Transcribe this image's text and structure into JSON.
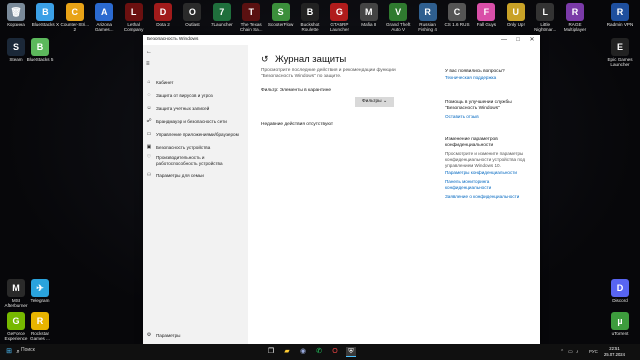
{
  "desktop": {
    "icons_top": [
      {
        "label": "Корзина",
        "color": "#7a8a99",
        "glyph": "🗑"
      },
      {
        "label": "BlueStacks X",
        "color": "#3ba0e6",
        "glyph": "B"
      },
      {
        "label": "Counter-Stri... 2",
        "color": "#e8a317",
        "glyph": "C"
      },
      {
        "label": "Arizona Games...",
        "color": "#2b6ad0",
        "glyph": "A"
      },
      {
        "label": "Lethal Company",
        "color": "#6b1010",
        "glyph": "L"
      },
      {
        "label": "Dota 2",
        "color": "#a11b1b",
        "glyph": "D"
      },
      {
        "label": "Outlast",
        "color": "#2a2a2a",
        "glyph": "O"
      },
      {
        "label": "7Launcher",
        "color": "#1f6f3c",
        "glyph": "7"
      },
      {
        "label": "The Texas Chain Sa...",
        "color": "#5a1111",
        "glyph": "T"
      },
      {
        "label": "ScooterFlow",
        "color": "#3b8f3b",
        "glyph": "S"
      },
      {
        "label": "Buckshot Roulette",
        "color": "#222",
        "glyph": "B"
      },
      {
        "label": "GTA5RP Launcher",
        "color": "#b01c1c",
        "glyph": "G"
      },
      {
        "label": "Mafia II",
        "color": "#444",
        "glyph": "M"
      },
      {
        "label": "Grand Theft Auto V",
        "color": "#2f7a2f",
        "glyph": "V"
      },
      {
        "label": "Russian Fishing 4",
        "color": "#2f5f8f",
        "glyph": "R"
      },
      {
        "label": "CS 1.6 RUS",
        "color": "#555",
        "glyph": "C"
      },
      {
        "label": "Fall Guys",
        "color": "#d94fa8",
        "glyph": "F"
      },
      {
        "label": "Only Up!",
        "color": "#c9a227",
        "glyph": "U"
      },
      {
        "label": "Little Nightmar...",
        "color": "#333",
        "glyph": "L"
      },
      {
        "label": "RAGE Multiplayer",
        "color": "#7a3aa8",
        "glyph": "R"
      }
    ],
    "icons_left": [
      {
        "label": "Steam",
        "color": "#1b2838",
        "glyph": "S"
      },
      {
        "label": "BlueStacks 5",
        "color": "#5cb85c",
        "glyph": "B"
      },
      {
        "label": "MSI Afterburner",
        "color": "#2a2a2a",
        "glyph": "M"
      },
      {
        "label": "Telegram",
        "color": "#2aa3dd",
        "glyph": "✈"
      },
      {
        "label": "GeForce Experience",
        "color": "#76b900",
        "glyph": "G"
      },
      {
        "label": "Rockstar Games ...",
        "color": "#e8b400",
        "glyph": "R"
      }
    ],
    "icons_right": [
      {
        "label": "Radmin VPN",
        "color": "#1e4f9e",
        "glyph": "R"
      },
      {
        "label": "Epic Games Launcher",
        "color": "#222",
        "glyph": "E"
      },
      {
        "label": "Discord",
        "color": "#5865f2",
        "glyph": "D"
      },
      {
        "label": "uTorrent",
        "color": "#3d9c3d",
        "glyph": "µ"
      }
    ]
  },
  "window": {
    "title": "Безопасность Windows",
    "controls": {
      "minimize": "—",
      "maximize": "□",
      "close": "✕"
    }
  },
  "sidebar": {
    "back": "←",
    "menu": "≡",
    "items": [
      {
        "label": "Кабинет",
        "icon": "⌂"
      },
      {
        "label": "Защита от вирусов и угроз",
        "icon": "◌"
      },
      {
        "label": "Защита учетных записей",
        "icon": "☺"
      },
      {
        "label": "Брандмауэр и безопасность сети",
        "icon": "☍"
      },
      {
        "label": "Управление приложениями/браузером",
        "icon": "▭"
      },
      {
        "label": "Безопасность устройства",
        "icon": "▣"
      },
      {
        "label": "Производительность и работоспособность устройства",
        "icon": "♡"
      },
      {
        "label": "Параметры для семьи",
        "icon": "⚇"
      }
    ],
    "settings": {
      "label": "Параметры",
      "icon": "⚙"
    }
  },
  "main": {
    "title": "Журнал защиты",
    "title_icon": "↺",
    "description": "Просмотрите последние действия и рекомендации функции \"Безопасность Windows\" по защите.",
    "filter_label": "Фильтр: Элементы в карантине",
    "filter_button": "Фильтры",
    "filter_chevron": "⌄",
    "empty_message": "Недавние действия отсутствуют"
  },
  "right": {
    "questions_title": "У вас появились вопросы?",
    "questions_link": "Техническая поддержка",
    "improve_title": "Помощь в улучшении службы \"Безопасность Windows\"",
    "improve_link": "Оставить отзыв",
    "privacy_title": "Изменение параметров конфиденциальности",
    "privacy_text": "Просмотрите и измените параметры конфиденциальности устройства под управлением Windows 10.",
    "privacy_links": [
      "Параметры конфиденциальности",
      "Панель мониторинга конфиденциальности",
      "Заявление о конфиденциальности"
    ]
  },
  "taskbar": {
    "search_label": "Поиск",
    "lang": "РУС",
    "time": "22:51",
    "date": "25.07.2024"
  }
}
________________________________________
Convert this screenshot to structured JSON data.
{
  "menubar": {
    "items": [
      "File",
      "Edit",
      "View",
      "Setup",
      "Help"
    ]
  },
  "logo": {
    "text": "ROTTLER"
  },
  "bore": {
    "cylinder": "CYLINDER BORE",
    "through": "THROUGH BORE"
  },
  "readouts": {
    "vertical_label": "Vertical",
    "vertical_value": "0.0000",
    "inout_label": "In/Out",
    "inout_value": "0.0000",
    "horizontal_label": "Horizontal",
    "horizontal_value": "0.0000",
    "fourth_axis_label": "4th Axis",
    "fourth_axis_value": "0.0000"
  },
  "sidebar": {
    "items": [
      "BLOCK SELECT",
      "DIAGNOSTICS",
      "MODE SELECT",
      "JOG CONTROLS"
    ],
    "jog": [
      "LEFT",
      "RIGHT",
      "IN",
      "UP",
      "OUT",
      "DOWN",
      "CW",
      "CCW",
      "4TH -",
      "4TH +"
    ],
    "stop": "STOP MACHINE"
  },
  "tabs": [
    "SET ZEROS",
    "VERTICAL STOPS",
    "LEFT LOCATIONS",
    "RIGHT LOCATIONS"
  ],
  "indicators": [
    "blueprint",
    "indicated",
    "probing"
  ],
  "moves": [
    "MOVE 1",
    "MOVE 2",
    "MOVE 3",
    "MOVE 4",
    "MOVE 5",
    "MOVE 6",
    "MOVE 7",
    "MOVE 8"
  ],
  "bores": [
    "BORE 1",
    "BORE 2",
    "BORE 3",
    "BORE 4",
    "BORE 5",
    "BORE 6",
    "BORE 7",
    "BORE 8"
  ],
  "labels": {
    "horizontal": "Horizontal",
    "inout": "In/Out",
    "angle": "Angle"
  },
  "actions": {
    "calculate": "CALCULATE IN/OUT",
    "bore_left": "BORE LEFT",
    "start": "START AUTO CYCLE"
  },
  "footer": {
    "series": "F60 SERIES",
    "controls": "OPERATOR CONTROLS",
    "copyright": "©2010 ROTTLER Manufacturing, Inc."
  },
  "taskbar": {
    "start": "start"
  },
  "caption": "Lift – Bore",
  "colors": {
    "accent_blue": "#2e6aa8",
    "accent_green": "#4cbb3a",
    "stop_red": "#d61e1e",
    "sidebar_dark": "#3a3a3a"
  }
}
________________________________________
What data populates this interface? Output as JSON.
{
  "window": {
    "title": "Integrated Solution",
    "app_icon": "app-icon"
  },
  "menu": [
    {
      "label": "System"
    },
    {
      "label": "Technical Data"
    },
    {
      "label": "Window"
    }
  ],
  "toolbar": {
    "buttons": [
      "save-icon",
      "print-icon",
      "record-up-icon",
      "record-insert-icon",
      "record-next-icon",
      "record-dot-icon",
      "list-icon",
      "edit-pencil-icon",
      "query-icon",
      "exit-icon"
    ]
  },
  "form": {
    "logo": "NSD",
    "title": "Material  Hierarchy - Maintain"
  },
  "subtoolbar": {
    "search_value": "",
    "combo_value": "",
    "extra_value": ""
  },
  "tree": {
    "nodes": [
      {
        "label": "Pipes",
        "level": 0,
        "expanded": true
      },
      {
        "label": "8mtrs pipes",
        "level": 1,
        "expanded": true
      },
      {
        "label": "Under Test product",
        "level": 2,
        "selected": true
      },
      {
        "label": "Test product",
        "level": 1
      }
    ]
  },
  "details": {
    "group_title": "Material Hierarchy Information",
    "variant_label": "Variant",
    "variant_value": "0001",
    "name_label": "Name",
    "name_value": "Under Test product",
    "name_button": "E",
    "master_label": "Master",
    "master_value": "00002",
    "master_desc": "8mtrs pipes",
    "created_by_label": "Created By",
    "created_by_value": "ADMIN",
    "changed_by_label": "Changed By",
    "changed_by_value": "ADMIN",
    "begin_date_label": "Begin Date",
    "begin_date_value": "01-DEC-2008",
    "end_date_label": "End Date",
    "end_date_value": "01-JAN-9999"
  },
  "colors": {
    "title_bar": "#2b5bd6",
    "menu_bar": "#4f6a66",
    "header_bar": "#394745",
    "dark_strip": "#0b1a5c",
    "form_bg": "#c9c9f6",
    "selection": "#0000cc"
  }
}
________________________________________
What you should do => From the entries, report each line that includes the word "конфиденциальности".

Response area =>
    "privacy_title": "Изменение параметров конфиденциальности",
    "privacy_text": "Просмотрите и измените параметры конфиденциальности устройства под управлением Windows 10.",
      "Параметры конфиденциальности",
      "Панель мониторинга конфиденциальности",
      "Заявление о конфиденциальности"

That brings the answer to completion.